In almost six weeks, we have seen no trash trucks, no recycling bins to be emptied, but endless sweeping , everywhere. The trash must go somewhere and that is into piles along the sides of the road. In the mornings, the piles have turned to ashes because the homeless burn the piles for warmth against the chilly desert night. Mumbai allows no burning of the trash piles, consequently the piles are higher there because, of course, they do have sweeping. Feral dogs and cattle scavenge for morsels deep inside the trash.
Houses along our unpaved lane, deep in the heart of Ahmedabad, are surprisingly upper middle class. In the morning, each house has two sweepers and a boy to wipe the steps and tiles with a rather dirty wet cloth. The pile from each house is swept out onto the lane by women using these ancient handmade brooms. As far as I know, there are no social programs in India. No unemployment insurance, medicare or medicaid or Social Security. Here there are assistants for every job, and much of it seems to be “make work” for the poor. I have no idea how much the pay is, but many people are paid or fed to complete a task that could be accomplished by many less workers. I read that the wealthy don’t hire a driver or a cook but they hire “servants” who do every job needed by the family. It seems whole families can be hired by an affluent family . The poverty slams you in the face , Nothing like I have seen, except in Egypt, many years ago. At this moment in time, the lucky ones here from the 1.000,000.000 population have,at least , a sweeping job.
The women in the picture were sweeping at the Indian Institute of Management, a very beautiful complex designed by Louis Kahn. I tried to take a picture of the woman on the left sweeping, but she insisted that she stand next to her friend. Many Indians love to have their pictures taken and then want to see themselves in the camera. So far no one has asked for a “tip” for taking a picture.
UPDATE FROM 2015
When we returned with another group in 2015, we were able to see some progress in the trash problem in Amdavad.
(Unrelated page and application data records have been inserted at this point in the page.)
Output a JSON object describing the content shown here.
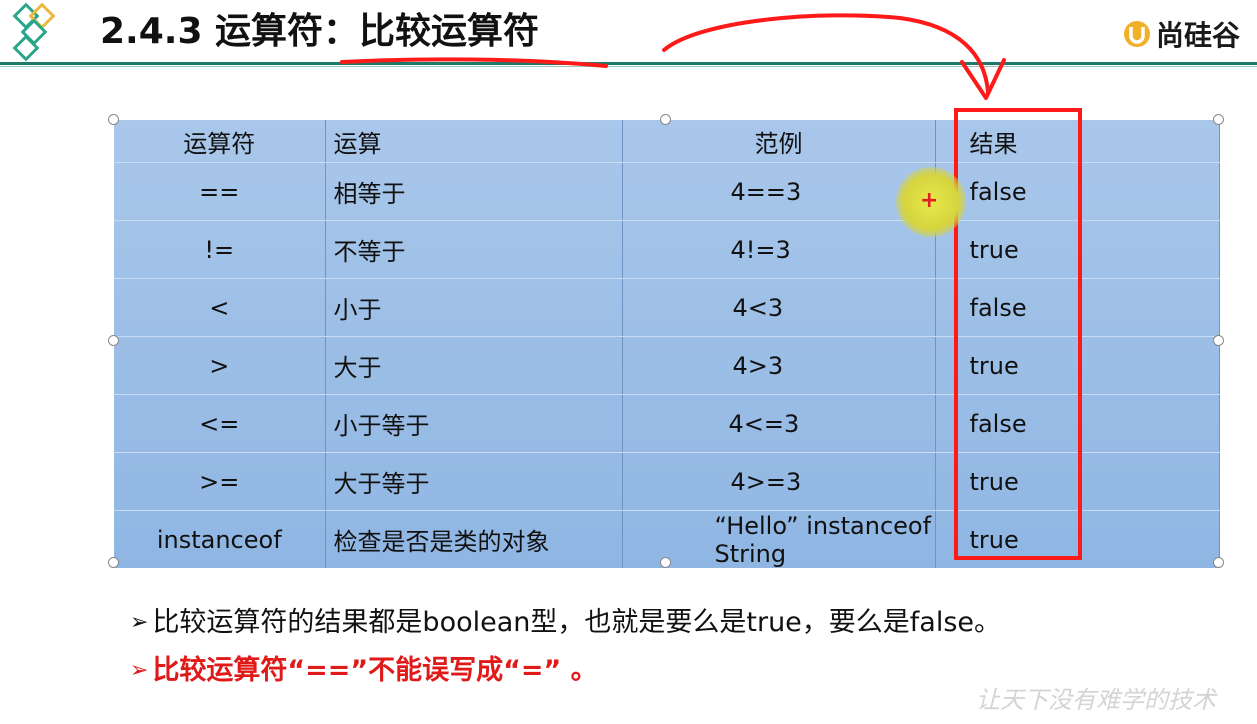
{
  "header": {
    "title": "2.4.3  运算符：比较运算符",
    "brand": "尚硅谷"
  },
  "table": {
    "columns": [
      "运算符",
      "运算",
      "范例",
      "结果"
    ],
    "rows": [
      {
        "op": "==",
        "desc": "相等于",
        "example": "4==3",
        "result": "false"
      },
      {
        "op": "!=",
        "desc": "不等于",
        "example": "4!=3",
        "result": "true"
      },
      {
        "op": "<",
        "desc": "小于",
        "example": "4<3",
        "result": "false"
      },
      {
        "op": ">",
        "desc": "大于",
        "example": "4>3",
        "result": "true"
      },
      {
        "op": "<=",
        "desc": "小于等于",
        "example": "4<=3",
        "result": "false"
      },
      {
        "op": ">=",
        "desc": "大于等于",
        "example": "4>=3",
        "result": "true"
      },
      {
        "op": "instanceof",
        "desc": "检查是否是类的对象",
        "example": "“Hello”  instanceof  String",
        "result": "true"
      }
    ]
  },
  "notes": {
    "line1": "比较运算符的结果都是boolean型，也就是要么是true，要么是false。",
    "line2": "比较运算符“==”不能误写成“=” 。",
    "bullet": "➢"
  },
  "watermark": "让天下没有难学的技术",
  "colors": {
    "annotation_red": "#ff1a1a",
    "title_rule": "#1f7a6a",
    "table_fill": "#a9c7ea",
    "note_red": "#e01919"
  }
}
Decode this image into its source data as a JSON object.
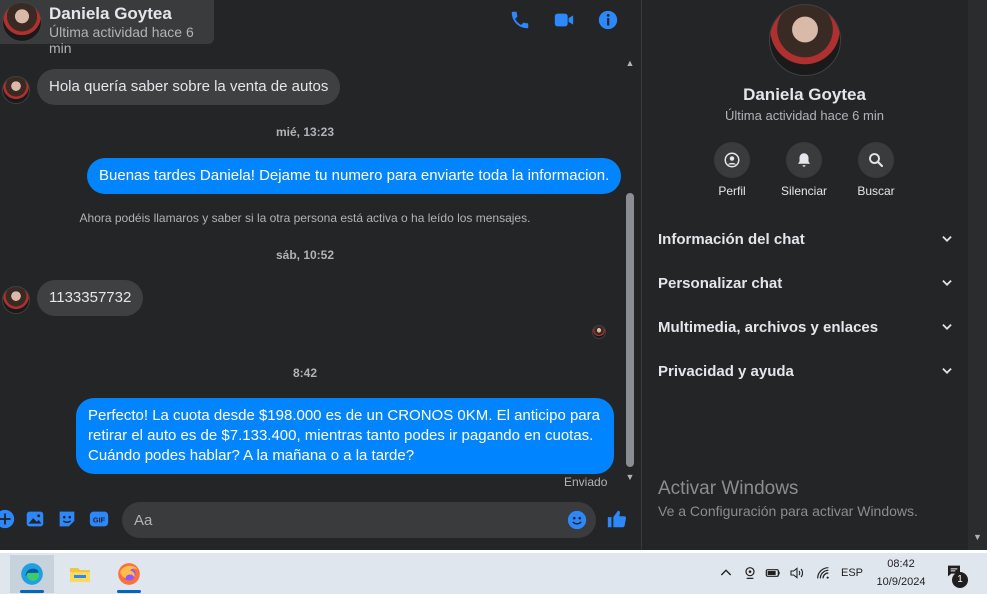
{
  "header": {
    "name": "Daniela Goytea",
    "status": "Última actividad hace 6 min",
    "icons": [
      "phone-icon",
      "video-icon",
      "info-icon"
    ]
  },
  "messages": [
    {
      "type": "in",
      "text": "Hola quería saber sobre la venta de autos"
    },
    {
      "type": "timestamp",
      "text": "mié, 13:23"
    },
    {
      "type": "out",
      "text": "Buenas tardes Daniela! Dejame tu numero para enviarte toda la informacion."
    },
    {
      "type": "notice",
      "text": "Ahora podéis llamaros y saber si la otra persona está activa o ha leído los mensajes."
    },
    {
      "type": "timestamp",
      "text": "sáb, 10:52"
    },
    {
      "type": "in",
      "text": "1133357732"
    },
    {
      "type": "timestamp",
      "text": "8:42"
    },
    {
      "type": "out",
      "text": "Perfecto! La cuota desde $198.000 es de un CRONOS 0KM. El anticipo para retirar el auto es de $7.133.400, mientras tanto podes ir pagando en cuotas. Cuándo podes hablar? A la mañana o a la tarde?"
    }
  ],
  "sent_label": "Enviado",
  "composer": {
    "placeholder": "Aa",
    "icons": [
      "plus-icon",
      "image-icon",
      "sticker-icon",
      "gif-icon",
      "emoji-icon",
      "like-icon"
    ]
  },
  "info": {
    "name": "Daniela Goytea",
    "status": "Última actividad hace 6 min",
    "actions": [
      {
        "label": "Perfil",
        "icon": "profile-icon"
      },
      {
        "label": "Silenciar",
        "icon": "bell-icon"
      },
      {
        "label": "Buscar",
        "icon": "search-icon"
      }
    ],
    "sections": [
      "Información del chat",
      "Personalizar chat",
      "Multimedia, archivos y enlaces",
      "Privacidad y ayuda"
    ],
    "watermark_title": "Activar Windows",
    "watermark_sub": "Ve a Configuración para activar Windows."
  },
  "taskbar": {
    "apps": [
      "edge-icon",
      "file-explorer-icon",
      "firefox-icon"
    ],
    "language": "ESP",
    "time": "08:42",
    "date": "10/9/2024",
    "notification_count": "1"
  },
  "colors": {
    "background": "#242526",
    "bubble_out": "#0084ff",
    "bubble_in": "#3e4042",
    "accent": "#2d88ff"
  }
}
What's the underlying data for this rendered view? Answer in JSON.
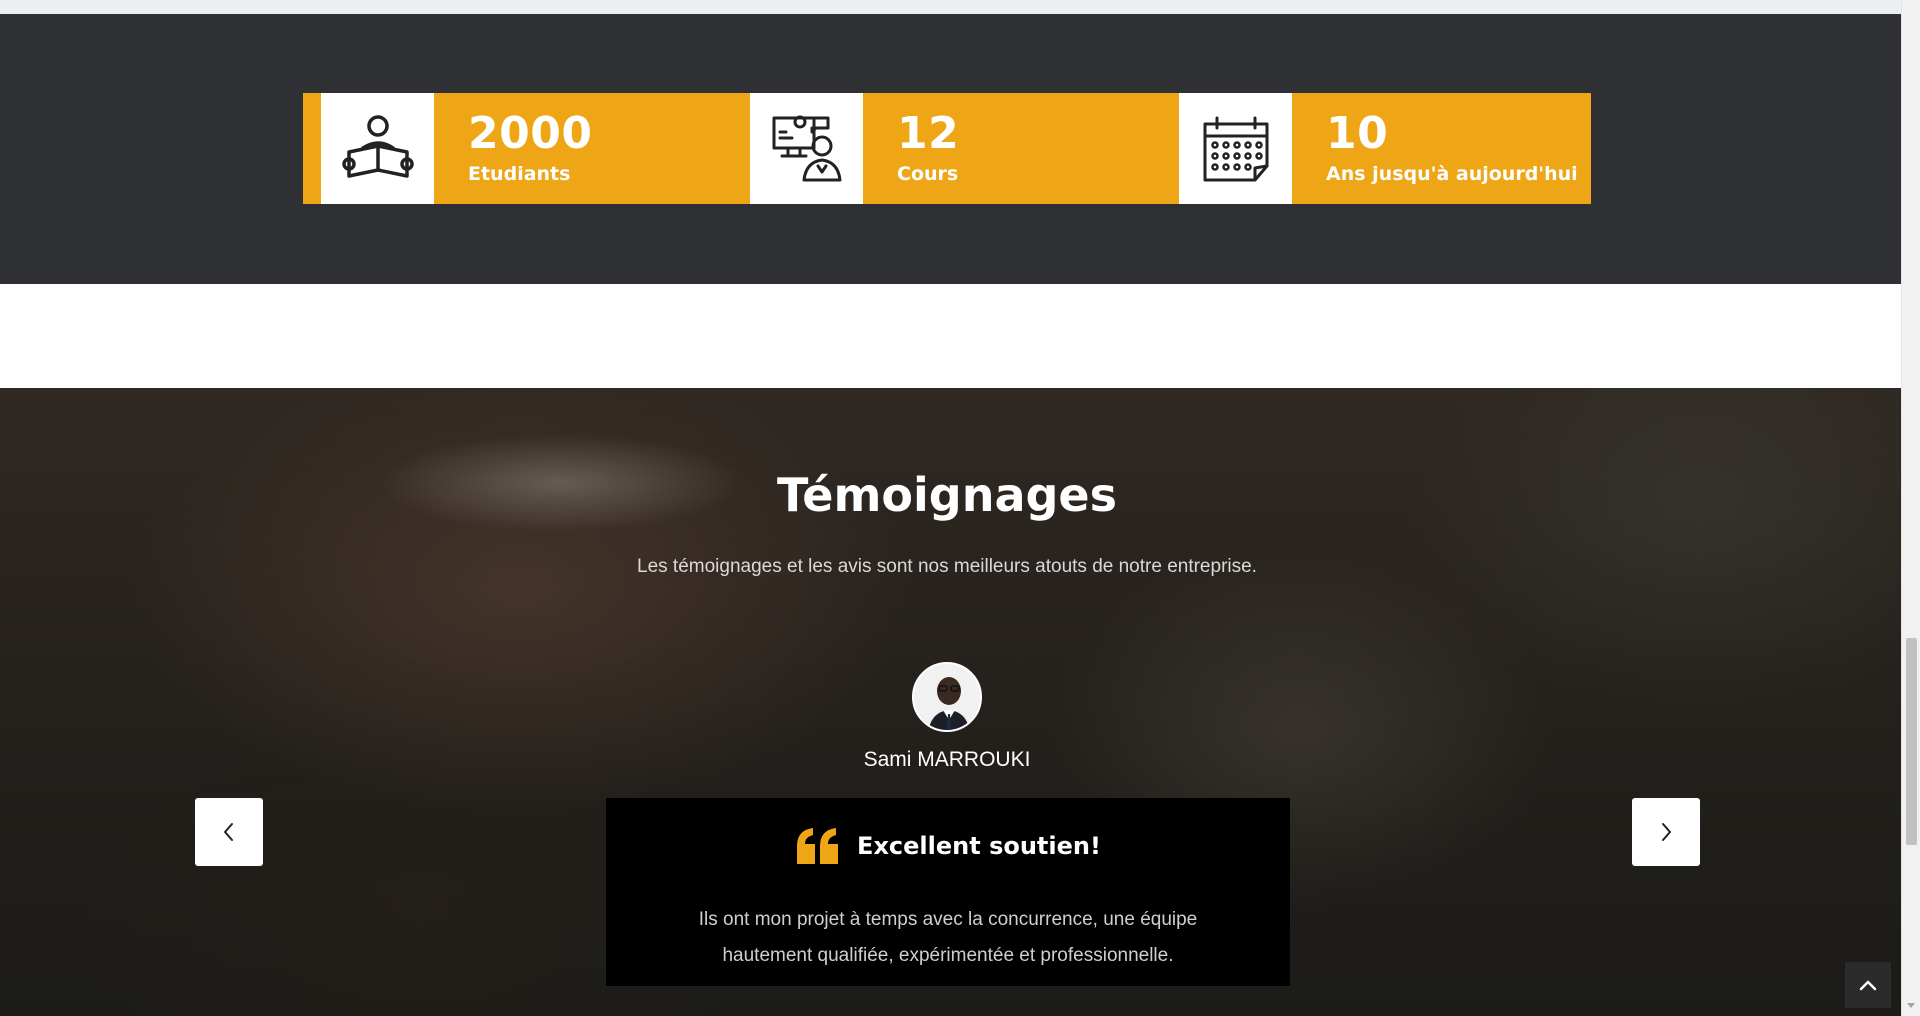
{
  "counters": {
    "items": [
      {
        "number": "2000",
        "label": "Etudiants",
        "icon": "student-reading-icon"
      },
      {
        "number": "12",
        "label": "Cours",
        "icon": "teacher-screen-icon"
      },
      {
        "number": "10",
        "label": "Ans jusqu'à aujourd'hui",
        "icon": "calendar-icon"
      }
    ],
    "accent_color": "#eea516",
    "background_color": "#2e3033"
  },
  "testimonials": {
    "title": "Témoignages",
    "subtitle": "Les témoignages et les avis sont nos meilleurs atouts de notre entreprise.",
    "author": "Sami MARROUKI",
    "quote_title": "Excellent soutien!",
    "quote_text": "Ils ont mon projet à temps avec la concurrence, une équipe hautement qualifiée, expérimentée et professionnelle.",
    "quote_icon": "quote-icon",
    "quote_color": "#eea516",
    "prev_icon": "chevron-left-icon",
    "next_icon": "chevron-right-icon"
  },
  "scroll_top_icon": "chevron-up-icon"
}
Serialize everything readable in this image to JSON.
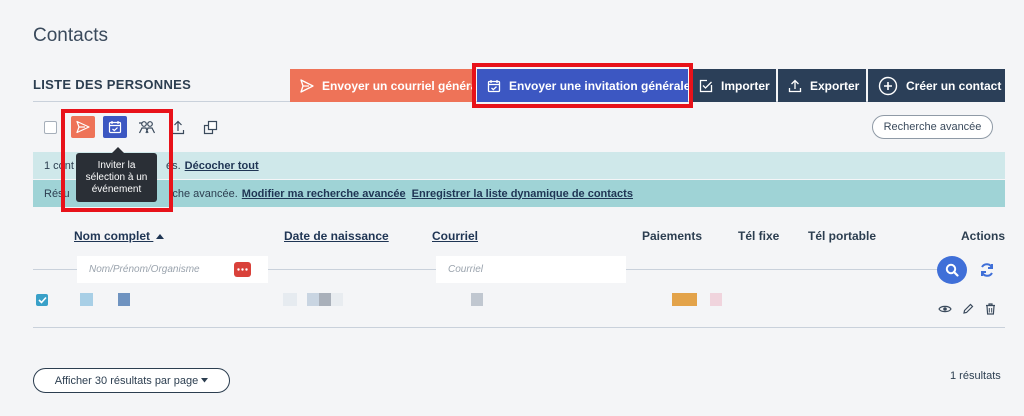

There were now cans and bins in strategic places around the city. But another step was necesaary. . . the cans were overflowing and need to be emptied. More trash trucks were necessary, though we did see some recycling on the small trucks and carts with separation of various items. There are lots of Dialit people, whom Ghandi called “Chidren of God” who gladly would sort trash and help keep the streets cleaner for little money to buy food.
I did have a picture of a blue bin outside the hostel which was always full to overflowing, but can’t find it. One morning , we were on the way to school and as we walked out the gate there was a horrible smell of burning plastic which of course is not safe for breathing. Someone had gotten impatient and want to burn trash as they used to do on the streets at night for warmth. Indians are good problem solvers and entrepreneurs and I have no doubt that during the two years that have passed since we were last in India, that things are improving in the trash removal area!
This Is Incredible India !